Lendingkart Technologies revenue triples but loss widens by 31 pc to Rs 52 Cr in FY18


Ahmedabad-based Lendingkart Technologies reported a consolidated loss of Rs 52.26 crore despite a three-fold increase in revenue.

Lendingkart Technologies, parent of digital SME lender Lendingkart reported a three-fold increase in its consolidated revenue in FY18. The company’s consolidated revenue grew to Rs 91.8 crore last fiscal from Rs 35.6 crores in FY17.

Lendingkart's total expenses almost doubled from Rs 75.5 crores in FY17 to Rs 144.15 crores in FY18. This increase in operations also led to widening losses for the company.

According to latest filings, the company registered a total consolidated loss of Rs 52.26 crores in FY18. This is a 31 percent rise since FY17 when its loss stood at Rs 39.8 crore.

Harshvardhan Lunia and Mukul Sachan (Co-founders of Lendingkart)

Earlier this February, Lendingkart announced that it closed $87 million as a part of their Series-C round led by Singapore’s Fullerton Financial Holdings (FFH), a subsidiary of Temasek Holdings.

The round also saw participation from Singapore-based Sistema Asia Fund along with participation from current investors Bertelsmann India Investment, Mayfield India, Saama Capital, India Quotient and Darrin Capital Management.

The founders stated that of this amount, $15 million was already being utilised for technology and salaries, while approximately $100 million was available as a runway for the company to use.

By May, the company said that it has expanded its reach and facilitated loans to 1,000 cities in India, disbursing more than 25,000 loans across 26 diverse sectors.

The SME lender also stated that it received requests from more than 650,000 MSMEs until May, and evaluated over 150,000 requests to validate the creditworthiness of applicants.

In May, Lendingkart co-founder Harshvardhan Lunia told YourStory that the platform is adding close to 20-25 cities every month.
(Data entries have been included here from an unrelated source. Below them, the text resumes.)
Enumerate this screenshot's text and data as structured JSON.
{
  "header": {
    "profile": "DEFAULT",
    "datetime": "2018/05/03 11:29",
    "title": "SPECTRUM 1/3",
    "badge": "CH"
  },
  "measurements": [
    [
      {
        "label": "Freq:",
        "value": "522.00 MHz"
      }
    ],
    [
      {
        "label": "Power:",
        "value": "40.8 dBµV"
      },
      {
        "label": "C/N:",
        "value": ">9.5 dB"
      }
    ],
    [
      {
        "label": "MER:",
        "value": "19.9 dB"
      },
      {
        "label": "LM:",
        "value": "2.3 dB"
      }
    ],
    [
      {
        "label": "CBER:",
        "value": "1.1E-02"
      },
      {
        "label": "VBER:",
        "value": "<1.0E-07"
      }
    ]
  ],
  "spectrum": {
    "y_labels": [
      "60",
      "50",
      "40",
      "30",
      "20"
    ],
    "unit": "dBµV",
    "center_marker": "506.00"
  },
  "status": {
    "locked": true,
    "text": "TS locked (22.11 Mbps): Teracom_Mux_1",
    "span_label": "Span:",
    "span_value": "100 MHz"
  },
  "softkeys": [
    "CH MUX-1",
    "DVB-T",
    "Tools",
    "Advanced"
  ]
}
Further, only 2,000 of the 50,000 customers coming on the platform on a monthly basis are from tier-I cities.

It also claimed that around 40 percent of its total loan book comprises borrowers from tier-II and tier-III cities while around 20 percent are from tier-IV and tier-V geographies.


Updates from around the world